The Truth About FDA Approval Of Prozac

"Prozac madness" might be dismissed as an infrequent and unfortunate side effect of an otherwise beneficial drug if it were not for the fact that the drug has never been proven to do what it is supposed to do. A meticulous dissection of FDA documents reveals that there is no proof that Prozac works better than tricyclic antidepressants - or that it works at all.

According to the Breggins, the 11,000 patients that Eli Lilly claims took part in clinical trials shrink to about 300 when the 5,000+ who got placebo instead of drug are deducted, along with the drop-outs. Further deducting the studies the FDA threw out because of fraud, ineptitude, and mixing other drugs with Prozac, the actual number of patients who completed clinical trials is minuscule. One of the main studies the FDA used in approving Prozac is based on data from only 11 patients! And it was conducted by a doctor who has been accused of fraud in other trials.

The Breggins show that, of the 14 clinical trials, 11 were either seriously flawed in design or failed to show that Prozac worked, and that the remaining 3 trials (which the FDA relied upon) were all weak and unpersuasive. None of the studies lasted for more than 6 weeks, and patients frequently rated Prozac as no better than placebo. There are millions of people taking this drug, trusting that clinical trials proved its safety, its efficacy, and long-term benefit, yet there is apparently no such data.

"Talking Back" contains numerous examples of the fraud that went on during the approval of, and subsequent marketing of, Prozac. When pressed by Peter Breggin to explain why he would state in a book that Prozac caused a 70% improvement in depression (when in fact it didn't exist), psychiatrist Ronald R. Fieve explained that it was his own personal feeling that there was a 70% improvement.

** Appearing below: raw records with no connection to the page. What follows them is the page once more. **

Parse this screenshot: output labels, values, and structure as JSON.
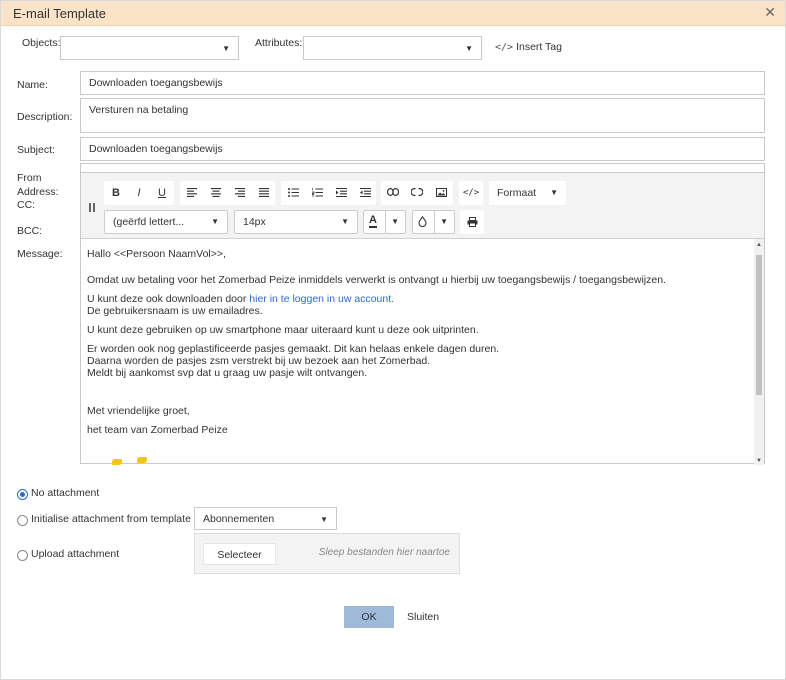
{
  "dialog": {
    "title": "E-mail Template"
  },
  "topbar": {
    "objects_label": "Objects:",
    "attributes_label": "Attributes:",
    "insert_tag": "Insert Tag"
  },
  "form": {
    "name_label": "Name:",
    "name_value": "Downloaden toegangsbewijs",
    "description_label": "Description:",
    "description_value": "Versturen na betaling",
    "subject_label": "Subject:",
    "subject_value": "Downloaden toegangsbewijs",
    "from_label": "From",
    "address_label": "Address:",
    "cc_label": "CC:",
    "bcc_label": "BCC:",
    "message_label": "Message:"
  },
  "toolbar": {
    "bold": "B",
    "italic": "I",
    "underline": "U",
    "format_select": "Formaat",
    "font_select": "(geërfd lettert...",
    "size_select": "14px",
    "font_color": "A"
  },
  "message": {
    "greeting": "Hallo <<Persoon NaamVol>>,",
    "p1": "Omdat uw betaling voor het Zomerbad Peize inmiddels verwerkt is ontvangt u hierbij uw toegangsbewijs / toegangsbewijzen.",
    "p2_pre": "U kunt deze ook downloaden door ",
    "p2_link": "hier in te loggen in uw account.",
    "p2_line2": "De gebruikersnaam is uw emailadres.",
    "p3": "U kunt deze gebruiken op uw smartphone maar uiteraard kunt u deze ook uitprinten.",
    "p4_line1": "Er worden ook nog geplastificeerde pasjes gemaakt. Dit kan helaas enkele dagen duren.",
    "p4_line2": "Daarna worden de pasjes  zsm verstrekt bij uw bezoek aan het Zomerbad.",
    "p4_line3": "Meldt bij aankomst svp dat u graag uw pasje wilt ontvangen.",
    "closing": "Met vriendelijke groet,",
    "signature": "het team van Zomerbad Peize"
  },
  "attachment": {
    "no_attachment": "No attachment",
    "from_template": "Initialise attachment from template",
    "template_select": "Abonnementen",
    "upload": "Upload attachment",
    "select_button": "Selecteer",
    "drop_hint": "Sleep bestanden hier naartoe"
  },
  "footer": {
    "ok": "OK",
    "close": "Sluiten"
  },
  "colors": {
    "titlebar": "#fbe3c8",
    "link": "#2a6ad6",
    "ok_button": "#9fb9d9"
  }
}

When queried how the 1/3rd of the group that dropped out of the study fitted into the 70% improvement, Fieve explained that the 70% figure didn't include those folks. Fieve was paid by Eli Lilly to conduct clinical trials, and subsequently wrote a consumer handbook on Prozac.

Another investigator, J.P. Feighner, submitted at least one study that drew this comment from an FDA Director of Scientific Investigation: the study he submitted "had several departures from Food an Drug Administration regulations or commonly accepted drug investigational practices." He was admonished to follow the inclusion and exclusion criteria of the studies. The Breggins point out that none of the patients who participated in the Prozac studies were suffering from severe depression. While, some of this type of thing might occur in a large study, what the Breggins show is that juggling the data, and "cookin' the books" was the norm for the Prozac studies.

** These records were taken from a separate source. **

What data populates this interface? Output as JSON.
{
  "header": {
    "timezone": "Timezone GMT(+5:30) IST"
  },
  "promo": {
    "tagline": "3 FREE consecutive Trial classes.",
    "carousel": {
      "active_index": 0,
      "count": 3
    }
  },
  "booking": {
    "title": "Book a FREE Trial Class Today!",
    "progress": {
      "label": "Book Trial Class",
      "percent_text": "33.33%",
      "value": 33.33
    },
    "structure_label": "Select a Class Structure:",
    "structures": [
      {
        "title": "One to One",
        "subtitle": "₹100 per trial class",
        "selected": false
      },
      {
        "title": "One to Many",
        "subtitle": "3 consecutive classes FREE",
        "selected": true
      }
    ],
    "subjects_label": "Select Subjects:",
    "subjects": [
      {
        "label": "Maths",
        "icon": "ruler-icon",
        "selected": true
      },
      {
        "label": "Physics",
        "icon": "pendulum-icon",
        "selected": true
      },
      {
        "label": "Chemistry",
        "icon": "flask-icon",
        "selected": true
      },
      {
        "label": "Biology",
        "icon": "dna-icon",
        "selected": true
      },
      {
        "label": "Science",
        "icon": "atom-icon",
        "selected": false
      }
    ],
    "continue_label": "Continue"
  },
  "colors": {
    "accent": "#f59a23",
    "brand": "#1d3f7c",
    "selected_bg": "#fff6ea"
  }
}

What is particularly unnerving is that data continues to be hidden from public view. The FDA's spontaneous reporting system is supposed to keep track of adverse events caused by approved drugs. That way, the FDA can monitor the drug for potential adverse effects that didn't show up in clinical trials. According to the Breggins, this is not being adequately done with Prozac. Certain adverse reactions, such as suicidal ideation, don't "fit" in the reporting system's computer, so they are simply left out. It's impossible to know what the incidence of side effects for Prozac truly are. One can only conclude that the real clinical trials for Prozac are being done on the American public-without its knowledge.

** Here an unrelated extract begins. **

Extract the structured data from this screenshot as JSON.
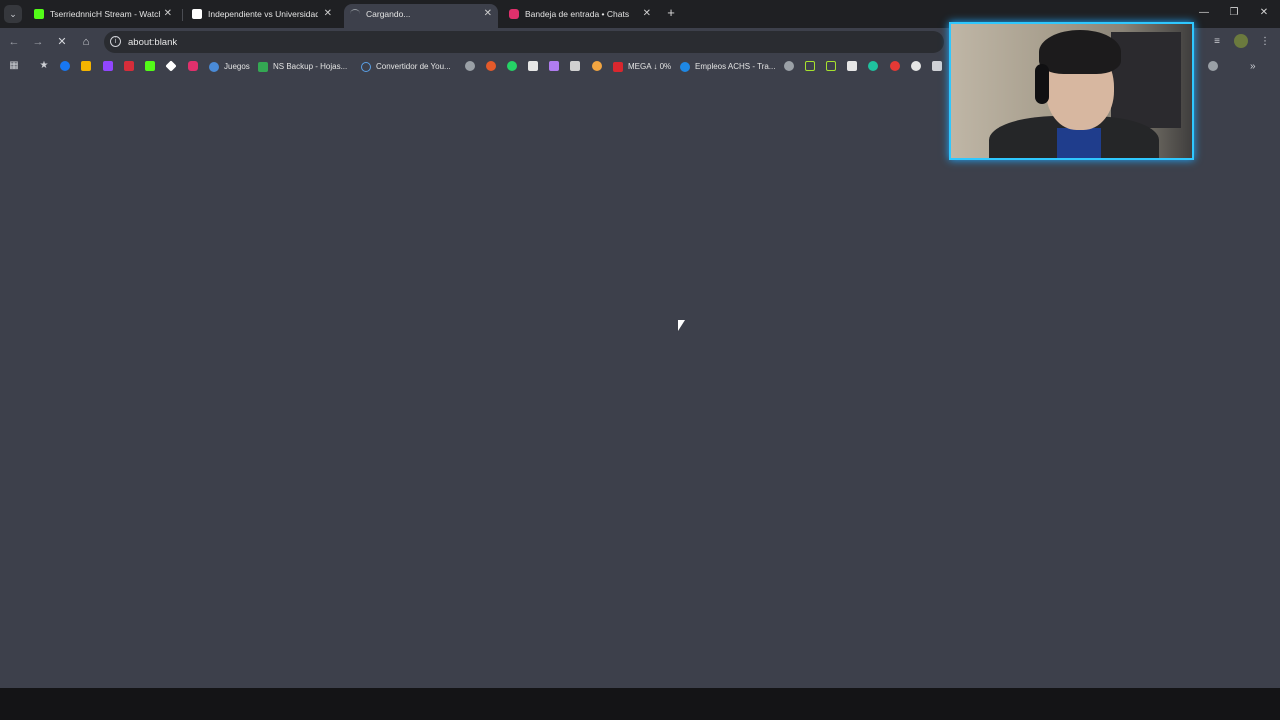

One of the most chilling aspects of the book is the possibility that Prozac may cause a type of social withdrawal and emotional flatness reminiscent of the worst sex offenders/murderers. Whether this type of personality change is common, or the Breggins have simply taken a few cases and exaggerated is notclear, but one thing is certain: Talking Back to Prozac is a must-read for anyone contemplating, or presently undergoing, Prozac therapy.